Welcome to #CLPSpotlights, our monthly series highlighting individuals and organizations that make a difference in their community. This month, we interviewed Mark Scaramuzzi, the Pittsburgh Project Manager of Vision to Learn. This organization provides valuable and greatly needed free eye exams and glasses to children and underserved communities.
Q. How has your work evolved during the pandemic to meet the community’s needs?
A. We estimate 30,000 kids across Greater Pittsburgh need glasses and don’t have them. We’re seeing a greater need for our work since the pandemic and a rise in the number of students needing glasses across the country after many students spent months and months learning virtually. Locally, we continue to work with great community partners like CLP to make sure that we’re able to serve communities where we still aren’t able to return to the schools.
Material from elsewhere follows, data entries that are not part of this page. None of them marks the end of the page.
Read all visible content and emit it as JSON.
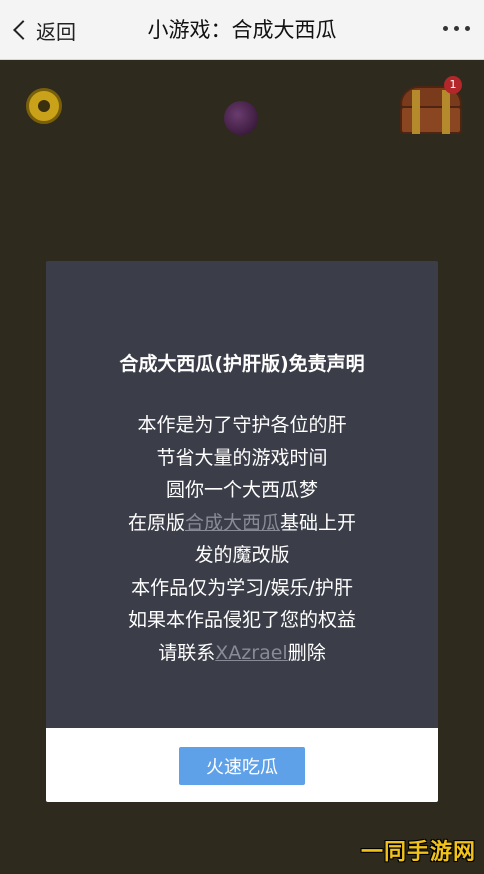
{
  "topbar": {
    "back_label": "返回",
    "title": "小游戏：合成大西瓜"
  },
  "game": {
    "chest_badge": "1"
  },
  "modal": {
    "heading": "合成大西瓜(护肝版)免责声明",
    "lines": {
      "l1": "本作是为了守护各位的肝",
      "l2": "节省大量的游戏时间",
      "l3": "圆你一个大西瓜梦",
      "l4_prefix": "在原版",
      "l4_link": "合成大西瓜",
      "l4_suffix": "基础上开",
      "l5": "发的魔改版",
      "l6": "本作品仅为学习/娱乐/护肝",
      "l7": "如果本作品侵犯了您的权益",
      "l8_prefix": "请联系",
      "l8_link": "XAzrael",
      "l8_suffix": "删除"
    },
    "button_label": "火速吃瓜"
  },
  "watermark": "一同手游网",
  "colors": {
    "topbar_bg": "#f4f4f4",
    "game_bg": "#2e2a1d",
    "modal_bg": "#3b3e49",
    "button_bg": "#5fa1e8",
    "link_color": "#888b96"
  }
}
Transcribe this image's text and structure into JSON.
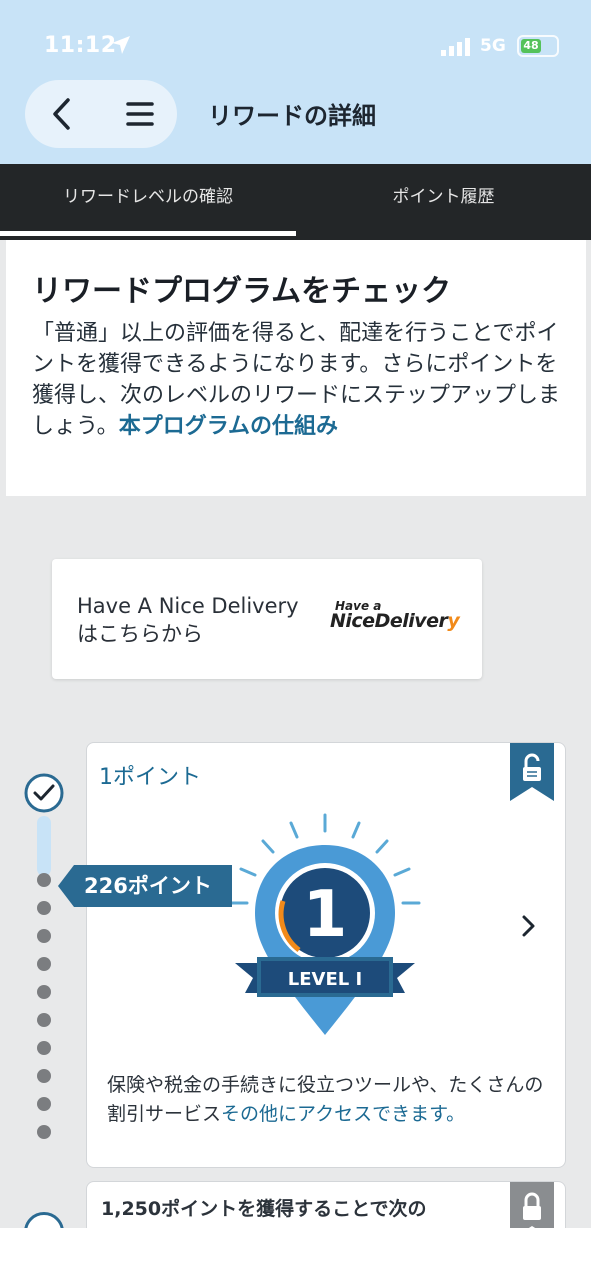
{
  "status_bar": {
    "time": "11:12",
    "network": "5G",
    "battery": "48"
  },
  "header": {
    "title": "リワードの詳細"
  },
  "tabs": [
    {
      "label": "リワードレベルの確認",
      "selected": true
    },
    {
      "label": "ポイント履歴",
      "selected": false
    }
  ],
  "intro": {
    "title": "リワードプログラムをチェック",
    "body": "「普通」以上の評価を得ると、配達を行うことでポイントを獲得できるようになります。さらにポイントを獲得し、次のレベルのリワードにステップアップしましょう。",
    "link": "本プログラムの仕組み"
  },
  "have_nice_delivery": {
    "line1": "Have A Nice Delivery",
    "line2": "はこちらから",
    "logo_small": "Have a",
    "logo_big_main": "NiceDeliver",
    "logo_big_tail": "y"
  },
  "current_points_tag": "226ポイント",
  "level_card": {
    "points": "1ポイント",
    "level_number": "1",
    "level_label": "LEVEL I",
    "description": "保険や税金の手続きに役立つツールや、たくさんの割引サービス",
    "description_link": "その他にアクセスできます。"
  },
  "next_card": {
    "text": "1,250ポイントを獲得することで次の"
  },
  "colors": {
    "header_bg": "#c8e3f7",
    "tab_bar_bg": "#232628",
    "accent_blue": "#2a6a92",
    "link_blue": "#1c6a93",
    "badge_orange": "#f18a1a"
  }
}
Q. What is your favorite part of what you do?
A. Seeing a kid’s face light up when they receive their glasses and can see clearly for the first time.
Q. How did you come to work for your organization?
A. My career started in education, teaching college and high school English. I know firsthand the impact that a pair of glasses can make not just on that student, but on all of the students around them. Realizing all the needs my students had outside of the classroom, I moved into the non-profit world, working with a range of programs to bring resources to kids and schools. When the opportunity to join VTL came up, it seemed like such a natural fit to make sure, at least in this one small slice of the pie, every kid in the Pittsburgh area has the vision care they need to succeed.
Q. What do you wish the public knew about your organization?
A. If glasses VTL provides get lost or broke, we’ll replace them for free! We know kids are rough on glasses, and we want to make sure we’re keeping them in glasses.
Q. Tell us your favorite story about the Library!
A. Some of my earliest memories are of going to the Irwin library with my mom for the great programs they offered. I remember being in awe of all the different books and wanted to look at each and every one. We’d always go home with a big stack of new books to read.
Q. What role does CLP have in helping your organization?
A. CLP has been an amazing partner. It’s so important to be able to reach families at a location they’re familiar with and know how to reach. And there is such an important connection between reading and vision; it’s a natural partnership and we’ve loved working with the CLP branches!
Q. Who’s your favorite author or artist at the moment?
A. I’ve always loved reading writers with Pittsburgh ties. Terrance Hayes, who taught at CMU and Pitt, has long been one of my favorite poets. And recently I’ve been reading a lot of historian David McCullough, who was born in Pittsburgh.
Q. If you could change one thing about Pittsburgh, what would it be?
A. I wouldn’t change a thing. I love Pittsburgh – from our nearly impossible to navigate streets, to the character of the different neighborhoods, to walking through the Strip on a Saturday morning. My dad grew up in the shadow of the Edgar Thomson Works in Braddock, and I often joke with people that I have the rustbelt in my veins.
Q. What was an especially fulfilling moment for you in your work?
A. Sometimes certain students just stick with you. We were dispensing glasses at one school, and when one particular student received his glasses, everyone from the nurse to his teachers to the custodian were coming over to congratulate him. It turned out he had failed his vision screening year after year for the entire time he’d been in the school. The school had tried and tried to get him glasses, but it had never happened. His teacher had learned about VTL when we visited her daughter’s school and put the wheels in motion to bring us to her district with this specific student in mind. It was incredible to see a whole school community rally behind one student.
Q. What is a favorite local business or organization of yours?
A. Nothing beats some hotcakes at Pamela’s Diner on a Saturday morning.